The RaspberryPi fitted with a Pi-Mote controller is a neat 433MHz remote control solution for switching mains powered equipment.
But to be of any use, the operation range must be sufficient to satisfy the requirements of your application.
So I set about doing a few range tests and have detailed my method and results here.
Normally, when assessing the performance of a communication system, the transmitter and receiver would be operated in a near ideal environment, free from obstructions that may "soak up" radio waves or create reflections. The results would then require interpretation, with due regard to the characteristics of the prime radio frequency used.
However, what I need is an idea how well this 433MHz system would perform in a home automation environment. Specifically, in my house!
Running some tests
The Pi-Mote board includes an on-board aerial, essentially about 110mm of pcb track that snakes its way across a small area of board. A small hole (just less than a millimetre) is provided for the user to solder a wire antenna.
So my first tests were just using the board as supplied (i.e. no additional aerial).
With the RaspberryPi located in room 1, I ran my test program which automatically controls my remote Energenie switches (i.e. 10sec on, 10sec off).
|Building Floor Plan|
Operation was pretty much confined to room 1. The signal was obviously not penetrating the brickwork, and with the switch and controller in separate alcoves within this room, the switch did not respond at all. But there was not a problem within this room if the area between transmitter & receiver was not obstructed. Changing the orientation of the boards (to make the snake-aerial vertical) didn't make a lot of difference.
Clearly there was little point in further testing with this configuration, so I straightened out a metal paper clip and used this as a temporary aerial.
|The paper-clip aerial (95mm) just passes through the hole and rests on the Pi|
This had a big impact on range, and I was able to penetrate 3 substantial brick walls as shown below.
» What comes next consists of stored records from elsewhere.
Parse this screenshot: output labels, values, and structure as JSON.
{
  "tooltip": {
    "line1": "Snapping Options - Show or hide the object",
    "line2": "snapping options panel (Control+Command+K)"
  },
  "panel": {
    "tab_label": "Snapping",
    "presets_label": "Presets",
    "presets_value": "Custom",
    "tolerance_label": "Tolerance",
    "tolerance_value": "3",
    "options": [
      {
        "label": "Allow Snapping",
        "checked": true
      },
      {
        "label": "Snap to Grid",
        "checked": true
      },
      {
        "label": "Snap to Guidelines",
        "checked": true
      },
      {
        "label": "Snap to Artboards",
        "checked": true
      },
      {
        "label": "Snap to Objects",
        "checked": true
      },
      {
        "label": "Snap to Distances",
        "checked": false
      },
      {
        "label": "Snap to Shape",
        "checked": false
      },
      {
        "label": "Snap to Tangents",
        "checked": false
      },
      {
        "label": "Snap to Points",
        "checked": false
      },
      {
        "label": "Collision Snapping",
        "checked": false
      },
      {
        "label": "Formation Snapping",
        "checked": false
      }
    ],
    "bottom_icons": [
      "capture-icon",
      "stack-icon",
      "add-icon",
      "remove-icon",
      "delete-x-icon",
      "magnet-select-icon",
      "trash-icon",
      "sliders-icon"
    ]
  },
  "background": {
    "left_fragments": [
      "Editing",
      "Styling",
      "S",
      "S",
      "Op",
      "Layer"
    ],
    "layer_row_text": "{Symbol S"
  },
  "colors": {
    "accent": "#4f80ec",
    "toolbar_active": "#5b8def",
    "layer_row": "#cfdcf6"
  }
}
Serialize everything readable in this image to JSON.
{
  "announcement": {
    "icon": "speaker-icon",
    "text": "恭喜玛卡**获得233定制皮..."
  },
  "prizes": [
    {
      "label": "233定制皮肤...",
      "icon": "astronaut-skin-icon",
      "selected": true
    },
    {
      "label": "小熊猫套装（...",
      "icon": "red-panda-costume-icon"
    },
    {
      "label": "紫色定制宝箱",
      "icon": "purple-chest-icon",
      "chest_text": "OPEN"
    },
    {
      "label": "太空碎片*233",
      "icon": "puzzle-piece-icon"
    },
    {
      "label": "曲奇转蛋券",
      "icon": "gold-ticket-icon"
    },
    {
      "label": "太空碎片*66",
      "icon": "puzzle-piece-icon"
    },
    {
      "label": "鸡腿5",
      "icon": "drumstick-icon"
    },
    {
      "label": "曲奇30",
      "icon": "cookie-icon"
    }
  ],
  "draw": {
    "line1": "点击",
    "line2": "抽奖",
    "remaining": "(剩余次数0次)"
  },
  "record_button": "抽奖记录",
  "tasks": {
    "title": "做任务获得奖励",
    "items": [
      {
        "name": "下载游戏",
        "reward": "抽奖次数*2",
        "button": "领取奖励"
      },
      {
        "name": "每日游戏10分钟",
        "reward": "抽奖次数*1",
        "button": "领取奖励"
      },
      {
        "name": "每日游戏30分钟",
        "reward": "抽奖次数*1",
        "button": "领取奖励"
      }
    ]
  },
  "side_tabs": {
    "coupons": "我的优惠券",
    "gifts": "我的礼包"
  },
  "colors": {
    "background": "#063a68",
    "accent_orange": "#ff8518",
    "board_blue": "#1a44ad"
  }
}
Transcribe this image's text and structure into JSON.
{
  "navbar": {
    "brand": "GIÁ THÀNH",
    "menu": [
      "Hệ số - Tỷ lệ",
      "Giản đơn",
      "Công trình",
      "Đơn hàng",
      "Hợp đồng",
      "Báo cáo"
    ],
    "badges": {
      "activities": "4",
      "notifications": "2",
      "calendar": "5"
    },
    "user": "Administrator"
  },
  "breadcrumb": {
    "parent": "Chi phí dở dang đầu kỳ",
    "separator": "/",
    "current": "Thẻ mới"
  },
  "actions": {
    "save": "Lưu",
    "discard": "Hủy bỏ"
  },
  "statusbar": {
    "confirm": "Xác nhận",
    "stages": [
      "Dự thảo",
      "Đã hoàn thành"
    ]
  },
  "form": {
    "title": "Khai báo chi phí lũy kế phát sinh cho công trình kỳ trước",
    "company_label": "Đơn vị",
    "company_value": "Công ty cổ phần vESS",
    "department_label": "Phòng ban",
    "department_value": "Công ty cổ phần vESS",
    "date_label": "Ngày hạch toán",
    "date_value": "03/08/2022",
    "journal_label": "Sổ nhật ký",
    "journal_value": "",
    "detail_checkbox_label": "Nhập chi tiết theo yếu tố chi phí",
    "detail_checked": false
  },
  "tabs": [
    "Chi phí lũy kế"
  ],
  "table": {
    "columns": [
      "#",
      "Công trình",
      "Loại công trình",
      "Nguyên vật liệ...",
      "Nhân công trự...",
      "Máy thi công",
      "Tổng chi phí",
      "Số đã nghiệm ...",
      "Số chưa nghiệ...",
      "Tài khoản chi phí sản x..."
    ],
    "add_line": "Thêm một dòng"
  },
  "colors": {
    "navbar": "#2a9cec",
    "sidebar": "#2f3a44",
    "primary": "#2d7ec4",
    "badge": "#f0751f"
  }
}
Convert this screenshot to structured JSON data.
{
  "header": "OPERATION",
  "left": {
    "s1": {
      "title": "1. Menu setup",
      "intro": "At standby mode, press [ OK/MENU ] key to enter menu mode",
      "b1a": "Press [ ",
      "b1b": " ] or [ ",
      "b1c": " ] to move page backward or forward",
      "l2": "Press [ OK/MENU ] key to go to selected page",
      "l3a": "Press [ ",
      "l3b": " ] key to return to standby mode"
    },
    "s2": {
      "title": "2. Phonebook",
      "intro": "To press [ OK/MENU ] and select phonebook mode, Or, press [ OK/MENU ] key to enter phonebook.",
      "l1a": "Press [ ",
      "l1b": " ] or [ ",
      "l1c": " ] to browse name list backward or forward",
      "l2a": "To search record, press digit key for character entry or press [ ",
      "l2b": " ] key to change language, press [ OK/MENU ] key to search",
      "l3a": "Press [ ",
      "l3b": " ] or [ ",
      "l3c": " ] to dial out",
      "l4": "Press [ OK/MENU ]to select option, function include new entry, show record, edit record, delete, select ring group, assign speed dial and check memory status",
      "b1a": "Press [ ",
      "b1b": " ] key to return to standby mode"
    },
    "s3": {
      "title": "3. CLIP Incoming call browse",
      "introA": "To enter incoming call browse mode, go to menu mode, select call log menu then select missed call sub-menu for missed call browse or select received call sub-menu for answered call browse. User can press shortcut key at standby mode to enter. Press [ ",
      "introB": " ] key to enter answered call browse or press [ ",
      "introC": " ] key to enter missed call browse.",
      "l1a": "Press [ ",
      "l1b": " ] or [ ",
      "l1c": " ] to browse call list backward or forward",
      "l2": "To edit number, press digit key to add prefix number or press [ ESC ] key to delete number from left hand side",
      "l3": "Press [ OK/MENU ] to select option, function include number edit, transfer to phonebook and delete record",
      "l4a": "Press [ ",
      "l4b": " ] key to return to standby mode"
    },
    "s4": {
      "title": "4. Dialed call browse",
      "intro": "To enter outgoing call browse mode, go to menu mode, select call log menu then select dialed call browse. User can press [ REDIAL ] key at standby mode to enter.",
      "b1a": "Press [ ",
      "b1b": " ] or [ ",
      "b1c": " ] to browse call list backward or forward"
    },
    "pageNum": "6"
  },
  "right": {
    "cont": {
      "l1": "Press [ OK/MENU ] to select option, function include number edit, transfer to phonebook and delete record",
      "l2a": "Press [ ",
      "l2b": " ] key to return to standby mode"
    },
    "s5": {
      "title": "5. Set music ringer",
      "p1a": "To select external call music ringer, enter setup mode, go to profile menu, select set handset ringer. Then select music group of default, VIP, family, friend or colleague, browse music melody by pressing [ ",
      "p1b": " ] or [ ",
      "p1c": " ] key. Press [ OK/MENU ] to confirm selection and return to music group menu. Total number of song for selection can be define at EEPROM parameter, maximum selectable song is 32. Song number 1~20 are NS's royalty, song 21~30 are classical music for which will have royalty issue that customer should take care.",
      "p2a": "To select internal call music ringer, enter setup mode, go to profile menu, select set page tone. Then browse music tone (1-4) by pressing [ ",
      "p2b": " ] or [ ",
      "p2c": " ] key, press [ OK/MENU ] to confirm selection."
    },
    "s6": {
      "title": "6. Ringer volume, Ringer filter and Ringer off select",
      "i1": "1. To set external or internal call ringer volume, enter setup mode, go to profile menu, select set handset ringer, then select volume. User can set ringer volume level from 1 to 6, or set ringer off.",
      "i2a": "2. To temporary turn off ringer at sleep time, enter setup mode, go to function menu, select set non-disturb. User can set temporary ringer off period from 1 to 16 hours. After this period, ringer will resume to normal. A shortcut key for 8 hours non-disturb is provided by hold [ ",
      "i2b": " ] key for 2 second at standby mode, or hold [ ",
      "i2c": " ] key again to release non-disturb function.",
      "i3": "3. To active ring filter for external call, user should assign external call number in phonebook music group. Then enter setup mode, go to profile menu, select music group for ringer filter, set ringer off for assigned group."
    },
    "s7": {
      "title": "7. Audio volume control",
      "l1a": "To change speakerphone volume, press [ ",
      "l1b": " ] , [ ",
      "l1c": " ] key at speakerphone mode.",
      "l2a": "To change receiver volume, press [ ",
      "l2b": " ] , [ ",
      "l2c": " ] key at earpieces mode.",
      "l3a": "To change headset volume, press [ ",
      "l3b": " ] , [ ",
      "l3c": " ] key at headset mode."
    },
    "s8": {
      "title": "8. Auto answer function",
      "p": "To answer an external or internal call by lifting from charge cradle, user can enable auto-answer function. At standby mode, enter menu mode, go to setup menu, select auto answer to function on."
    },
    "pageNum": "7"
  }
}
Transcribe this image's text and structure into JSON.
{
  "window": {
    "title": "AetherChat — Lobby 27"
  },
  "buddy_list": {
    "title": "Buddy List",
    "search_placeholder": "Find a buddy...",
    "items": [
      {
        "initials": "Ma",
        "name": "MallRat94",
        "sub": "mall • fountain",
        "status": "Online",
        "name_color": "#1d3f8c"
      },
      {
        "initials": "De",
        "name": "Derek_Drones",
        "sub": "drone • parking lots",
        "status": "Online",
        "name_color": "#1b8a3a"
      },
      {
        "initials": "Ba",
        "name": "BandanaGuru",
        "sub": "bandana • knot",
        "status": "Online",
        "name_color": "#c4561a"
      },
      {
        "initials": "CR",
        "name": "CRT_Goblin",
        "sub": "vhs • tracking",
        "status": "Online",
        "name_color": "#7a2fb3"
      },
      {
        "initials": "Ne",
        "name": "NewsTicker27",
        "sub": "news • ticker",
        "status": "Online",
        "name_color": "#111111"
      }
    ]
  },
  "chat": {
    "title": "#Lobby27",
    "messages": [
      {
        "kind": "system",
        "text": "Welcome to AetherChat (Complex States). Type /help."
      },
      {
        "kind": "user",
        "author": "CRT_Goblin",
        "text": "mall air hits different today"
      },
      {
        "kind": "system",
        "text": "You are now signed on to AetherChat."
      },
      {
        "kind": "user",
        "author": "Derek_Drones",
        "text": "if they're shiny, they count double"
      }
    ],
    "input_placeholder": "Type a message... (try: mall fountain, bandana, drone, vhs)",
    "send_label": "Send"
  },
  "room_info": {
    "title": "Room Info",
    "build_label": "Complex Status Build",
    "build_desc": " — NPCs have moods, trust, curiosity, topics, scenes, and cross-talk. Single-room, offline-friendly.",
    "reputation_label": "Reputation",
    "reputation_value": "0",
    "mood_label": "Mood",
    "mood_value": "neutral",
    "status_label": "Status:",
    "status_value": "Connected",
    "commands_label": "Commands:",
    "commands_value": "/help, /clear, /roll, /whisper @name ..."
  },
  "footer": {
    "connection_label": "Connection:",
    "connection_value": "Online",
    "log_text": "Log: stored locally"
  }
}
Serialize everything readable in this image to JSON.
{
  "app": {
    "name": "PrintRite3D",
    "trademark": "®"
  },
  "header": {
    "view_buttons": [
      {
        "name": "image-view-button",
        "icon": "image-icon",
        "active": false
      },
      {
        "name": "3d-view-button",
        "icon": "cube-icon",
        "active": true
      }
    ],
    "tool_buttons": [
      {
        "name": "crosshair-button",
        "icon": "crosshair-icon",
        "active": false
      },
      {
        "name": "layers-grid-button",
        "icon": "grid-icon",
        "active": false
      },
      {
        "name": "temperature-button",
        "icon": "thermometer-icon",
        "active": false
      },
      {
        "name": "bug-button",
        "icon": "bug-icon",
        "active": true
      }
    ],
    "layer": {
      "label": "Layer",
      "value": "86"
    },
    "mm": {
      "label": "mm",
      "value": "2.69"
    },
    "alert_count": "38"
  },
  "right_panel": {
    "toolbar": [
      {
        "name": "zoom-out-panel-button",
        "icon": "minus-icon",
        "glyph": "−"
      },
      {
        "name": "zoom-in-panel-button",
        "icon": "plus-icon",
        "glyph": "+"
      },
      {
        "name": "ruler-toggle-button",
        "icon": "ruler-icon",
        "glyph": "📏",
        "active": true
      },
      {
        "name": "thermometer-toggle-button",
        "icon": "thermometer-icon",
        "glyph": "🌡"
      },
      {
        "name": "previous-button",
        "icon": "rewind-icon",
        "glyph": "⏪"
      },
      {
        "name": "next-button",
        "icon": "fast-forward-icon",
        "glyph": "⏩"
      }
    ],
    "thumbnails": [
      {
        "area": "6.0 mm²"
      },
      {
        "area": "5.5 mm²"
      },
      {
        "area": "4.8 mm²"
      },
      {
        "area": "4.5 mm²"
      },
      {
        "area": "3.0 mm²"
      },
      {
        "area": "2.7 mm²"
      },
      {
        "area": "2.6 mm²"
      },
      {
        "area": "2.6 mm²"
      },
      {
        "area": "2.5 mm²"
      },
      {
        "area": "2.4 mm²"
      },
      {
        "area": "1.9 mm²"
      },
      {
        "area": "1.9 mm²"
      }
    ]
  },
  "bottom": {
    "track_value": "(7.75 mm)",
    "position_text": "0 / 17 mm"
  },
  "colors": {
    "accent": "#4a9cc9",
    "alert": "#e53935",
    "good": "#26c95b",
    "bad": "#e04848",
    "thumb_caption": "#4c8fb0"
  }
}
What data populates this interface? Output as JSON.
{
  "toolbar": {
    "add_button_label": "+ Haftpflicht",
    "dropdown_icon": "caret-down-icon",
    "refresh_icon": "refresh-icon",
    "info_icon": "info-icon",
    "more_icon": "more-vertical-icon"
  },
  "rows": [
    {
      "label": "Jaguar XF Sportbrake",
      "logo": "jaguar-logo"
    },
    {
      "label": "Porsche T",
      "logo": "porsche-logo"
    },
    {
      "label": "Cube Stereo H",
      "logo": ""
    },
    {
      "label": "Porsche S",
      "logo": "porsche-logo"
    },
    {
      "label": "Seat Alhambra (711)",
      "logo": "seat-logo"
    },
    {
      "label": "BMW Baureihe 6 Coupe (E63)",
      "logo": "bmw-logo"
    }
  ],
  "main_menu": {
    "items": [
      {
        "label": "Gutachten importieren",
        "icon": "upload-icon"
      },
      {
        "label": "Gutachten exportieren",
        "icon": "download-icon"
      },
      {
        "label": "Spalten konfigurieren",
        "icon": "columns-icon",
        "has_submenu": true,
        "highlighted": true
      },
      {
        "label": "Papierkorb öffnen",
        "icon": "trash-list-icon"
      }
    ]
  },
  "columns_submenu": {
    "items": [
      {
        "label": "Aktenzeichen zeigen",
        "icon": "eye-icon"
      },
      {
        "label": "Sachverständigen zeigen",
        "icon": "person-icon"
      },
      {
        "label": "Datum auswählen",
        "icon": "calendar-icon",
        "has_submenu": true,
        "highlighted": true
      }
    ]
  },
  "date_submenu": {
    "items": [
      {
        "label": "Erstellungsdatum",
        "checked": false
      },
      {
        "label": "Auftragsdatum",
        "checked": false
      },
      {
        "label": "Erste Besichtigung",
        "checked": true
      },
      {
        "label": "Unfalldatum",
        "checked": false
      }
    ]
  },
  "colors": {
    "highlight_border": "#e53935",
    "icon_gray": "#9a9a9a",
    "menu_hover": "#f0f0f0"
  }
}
|Kitchen white-goods (especially a tall fridge/freezer) tend to soak up the signals|
I also did a vertical check and found the system easily reached the top of the house some 25ft up. However, diagonal paths (where the signal has to pass diagonally through brickwork walls) were less successful.
|No problems with wood & plaster?|
Next, I moved the Pi to the conservatory to do some longer range checks using both the 95mm paper clip, and a 135mm length of single strand wire (taken from a network cable) soldered to the Pi-Mote.
|Now you're talking!|
With the paper clip I could cover about 15m (50ft), but not penetrate the wall into room 1.
However, with the properly soldered 135mm wire I could find a few sweet-spots inside room 1 where operation was 100% reliable.
As supplied, the Pi-Mote is probably only suitable for control of Energenie sockets in the same room. But by adding a simple wire antenna, the range is extended giving useful coverage (at least in my case).
With a little care it should be possible to position the Pi-Mote controller to give acceptable coverage in an average family home. This means choosing locations to reduce the number of brick walls that the system has to pass through, and also avoiding large metal objects.
I am pretty sure I will be able to locate the Raspberry Pi system under the stairs on the ground floor and control a socket in the loft above the kitchen. From here I can test the system by controlling an outside light which currently is controlled by an electo-mechanical timer.
This timer is difficult to get to, and often needs to be reset during the winter when we suffer power cuts. So, as I'm not as agile as I use to be, this could be a beneficial application and a good place to start.
I am also pretty sure that my Velleman VM130 receiver controller is more sensitive than the Energenie sockets. Something I may be able to verify once I have a 433MHz transmitter.
My Test Program
This is basically the one described in this earlier post but with the addition of a 10 second timer which continually switches all devices on and off.